UPDATE: The new CC apps are officially available. Let us know what you think about them in the comments.
Today, Adobe kicked off their MAX conference with a big keynote (check out our live blog here), which announced the next version of what was once known as the Creative Suite software. The new versions will be branded as Creative Cloud and will only be available on a subscription basis. That means, if you want the newest Photoshop, you’re going to need to subscribe.
On a feature front, Photoshop has gotten some notable additions. Perhaps the most high-profile addition is that of their Camera Shake Reduction tool. They’ve been teasing it for a while now, but it’s actually going to be a part of Photoshop CC.
When you apply the Camera Shake Reduction tool, it analyzes the image in an attempt to figure out how the camera moved while the shutter was open. Once it recognizes the blur pattern, it can reverse engineer it, and sharpen things up. The demos have been impressive, but we’re interested to see how it works. Apparently the function was working over a year ago, but was taking up absurd amounts of computer resources, so it was not included. Now, it’s official, though.

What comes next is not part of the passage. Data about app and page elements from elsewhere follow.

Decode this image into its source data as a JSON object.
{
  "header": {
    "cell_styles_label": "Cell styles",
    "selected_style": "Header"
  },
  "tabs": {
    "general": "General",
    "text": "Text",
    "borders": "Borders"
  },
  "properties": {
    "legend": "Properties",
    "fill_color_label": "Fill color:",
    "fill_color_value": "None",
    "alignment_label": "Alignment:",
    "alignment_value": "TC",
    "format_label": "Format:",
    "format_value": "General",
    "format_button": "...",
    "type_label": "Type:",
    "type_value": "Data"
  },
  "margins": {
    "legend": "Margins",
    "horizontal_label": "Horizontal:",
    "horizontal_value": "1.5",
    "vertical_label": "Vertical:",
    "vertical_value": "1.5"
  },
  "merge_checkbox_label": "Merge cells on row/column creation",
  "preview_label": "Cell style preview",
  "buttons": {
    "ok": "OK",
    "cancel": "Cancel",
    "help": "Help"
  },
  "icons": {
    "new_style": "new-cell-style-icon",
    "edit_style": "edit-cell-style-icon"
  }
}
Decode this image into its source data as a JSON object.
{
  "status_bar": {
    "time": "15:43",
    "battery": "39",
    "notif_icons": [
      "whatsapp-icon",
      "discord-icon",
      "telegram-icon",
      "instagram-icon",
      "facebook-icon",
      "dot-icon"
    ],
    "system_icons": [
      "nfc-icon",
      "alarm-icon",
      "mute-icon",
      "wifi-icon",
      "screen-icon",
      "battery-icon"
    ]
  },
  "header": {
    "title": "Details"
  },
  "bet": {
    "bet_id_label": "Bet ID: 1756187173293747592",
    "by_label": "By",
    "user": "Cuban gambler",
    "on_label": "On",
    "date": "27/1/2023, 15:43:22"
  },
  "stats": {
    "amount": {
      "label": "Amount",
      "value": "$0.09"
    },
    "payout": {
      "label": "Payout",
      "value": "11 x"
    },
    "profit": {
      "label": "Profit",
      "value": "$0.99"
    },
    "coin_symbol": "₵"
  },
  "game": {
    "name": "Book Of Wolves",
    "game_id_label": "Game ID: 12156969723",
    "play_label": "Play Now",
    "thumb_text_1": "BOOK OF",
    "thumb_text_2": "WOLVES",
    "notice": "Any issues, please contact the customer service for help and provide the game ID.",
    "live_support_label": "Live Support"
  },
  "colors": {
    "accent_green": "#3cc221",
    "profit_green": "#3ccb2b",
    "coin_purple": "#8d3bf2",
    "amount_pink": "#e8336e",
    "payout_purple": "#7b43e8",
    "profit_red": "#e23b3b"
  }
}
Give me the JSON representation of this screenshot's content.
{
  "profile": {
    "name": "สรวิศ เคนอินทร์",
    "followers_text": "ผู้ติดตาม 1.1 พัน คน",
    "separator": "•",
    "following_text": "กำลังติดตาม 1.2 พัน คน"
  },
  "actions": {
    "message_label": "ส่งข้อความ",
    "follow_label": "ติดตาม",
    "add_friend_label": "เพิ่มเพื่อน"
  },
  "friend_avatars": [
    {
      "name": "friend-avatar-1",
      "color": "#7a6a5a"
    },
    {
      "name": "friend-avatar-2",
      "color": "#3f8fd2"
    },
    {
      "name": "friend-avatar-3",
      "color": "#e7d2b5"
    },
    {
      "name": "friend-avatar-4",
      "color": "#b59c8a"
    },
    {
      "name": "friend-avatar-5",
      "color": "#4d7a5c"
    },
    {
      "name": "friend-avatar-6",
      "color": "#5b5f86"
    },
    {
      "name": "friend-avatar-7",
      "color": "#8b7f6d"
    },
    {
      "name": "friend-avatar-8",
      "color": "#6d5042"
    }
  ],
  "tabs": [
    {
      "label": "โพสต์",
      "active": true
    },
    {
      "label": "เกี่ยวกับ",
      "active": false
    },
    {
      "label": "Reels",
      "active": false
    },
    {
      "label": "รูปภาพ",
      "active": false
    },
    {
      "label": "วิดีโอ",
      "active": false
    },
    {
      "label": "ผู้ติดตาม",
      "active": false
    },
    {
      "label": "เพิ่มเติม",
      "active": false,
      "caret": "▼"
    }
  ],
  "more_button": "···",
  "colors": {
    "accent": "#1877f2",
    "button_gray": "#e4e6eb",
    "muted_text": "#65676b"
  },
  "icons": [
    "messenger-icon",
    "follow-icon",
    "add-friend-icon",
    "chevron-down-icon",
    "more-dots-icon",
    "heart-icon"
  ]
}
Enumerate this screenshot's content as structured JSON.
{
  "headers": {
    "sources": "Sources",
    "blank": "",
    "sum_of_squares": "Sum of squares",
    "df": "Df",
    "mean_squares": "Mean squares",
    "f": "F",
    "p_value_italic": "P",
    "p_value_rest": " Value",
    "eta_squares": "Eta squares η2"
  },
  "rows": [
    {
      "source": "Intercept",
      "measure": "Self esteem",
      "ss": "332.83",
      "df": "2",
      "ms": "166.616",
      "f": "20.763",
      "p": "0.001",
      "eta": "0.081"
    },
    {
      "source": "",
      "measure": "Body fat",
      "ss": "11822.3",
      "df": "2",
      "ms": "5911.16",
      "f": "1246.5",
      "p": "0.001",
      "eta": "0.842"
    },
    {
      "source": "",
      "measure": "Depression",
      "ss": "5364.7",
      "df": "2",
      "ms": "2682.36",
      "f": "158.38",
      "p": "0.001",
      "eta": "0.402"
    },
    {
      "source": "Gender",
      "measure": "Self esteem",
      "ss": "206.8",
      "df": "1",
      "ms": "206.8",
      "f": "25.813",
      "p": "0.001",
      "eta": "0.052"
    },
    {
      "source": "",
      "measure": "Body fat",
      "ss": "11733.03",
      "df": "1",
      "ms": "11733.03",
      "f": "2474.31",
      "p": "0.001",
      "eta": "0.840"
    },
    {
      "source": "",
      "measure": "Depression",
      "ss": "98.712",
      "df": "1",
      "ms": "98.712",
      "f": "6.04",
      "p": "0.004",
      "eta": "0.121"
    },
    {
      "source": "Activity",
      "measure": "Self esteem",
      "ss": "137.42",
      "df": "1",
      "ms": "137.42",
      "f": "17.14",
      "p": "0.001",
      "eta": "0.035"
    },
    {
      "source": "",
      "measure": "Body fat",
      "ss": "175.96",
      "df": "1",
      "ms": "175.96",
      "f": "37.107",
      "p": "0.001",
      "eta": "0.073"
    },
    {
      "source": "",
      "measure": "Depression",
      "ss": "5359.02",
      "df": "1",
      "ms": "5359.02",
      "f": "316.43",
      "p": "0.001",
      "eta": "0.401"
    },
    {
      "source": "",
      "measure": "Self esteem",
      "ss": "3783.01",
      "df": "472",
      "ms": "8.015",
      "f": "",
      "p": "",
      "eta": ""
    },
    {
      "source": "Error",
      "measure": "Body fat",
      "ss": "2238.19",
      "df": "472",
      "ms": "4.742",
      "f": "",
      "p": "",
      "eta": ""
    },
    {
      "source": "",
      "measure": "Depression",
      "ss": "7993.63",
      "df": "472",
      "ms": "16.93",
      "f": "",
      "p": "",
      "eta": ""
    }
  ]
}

The sharpening algorithms have also been updated for “smart sharpening.” The function actually takes note of digital noise so it doesn’t give that more sharpness and ruin the image. They have also gone to great lengths to try and cut down on “haloing” that can sometimes happen with older sharpening tools.
Enlarging has also gotten some attention, making it simpler for users to make images bigger without so much degradation. It’s great if you’re working with your own images, but if it does too good of a job, it could be a little troublesome for photographers who struggle with users pulling images off the web.
On the photography front, Adobe has also taken many of the functions from Lightroom 5 (which is currently in Beta) and put them into Photoshop CC. You can now apply Camera Raw as a filter to any kind of file, which means you can adjust things like Clarity on photos and even videos, from within photoshop.
They have also build in the Upright function, which automatically corrects perspective shift. It works exactly as it does in the new Lightroom.
As the new name suggests, the Creative Cloud is built heavily into the software. All your settings, fonts, workspaces, and even files are synced across the cloud, which gives you 20 GB of storage to keep stuff.
There is already a pretty active conversation going on online about the fact that these new software titles will only be available to subscribers. On one hand, it allows them to push out updates on a feature-by-feature basis rather than doing bigger releases. On the other hand, some people just don’t want to pay that monthly fee. For standard users, it’s a $50 fee for the entire suite of software. If you just want Photoshop, you can pay $20 per month for the single app.
What do you think? Will you sign up for Creative Cloud or will you be sticking with your old versions? Or, will you be looking for an alternative?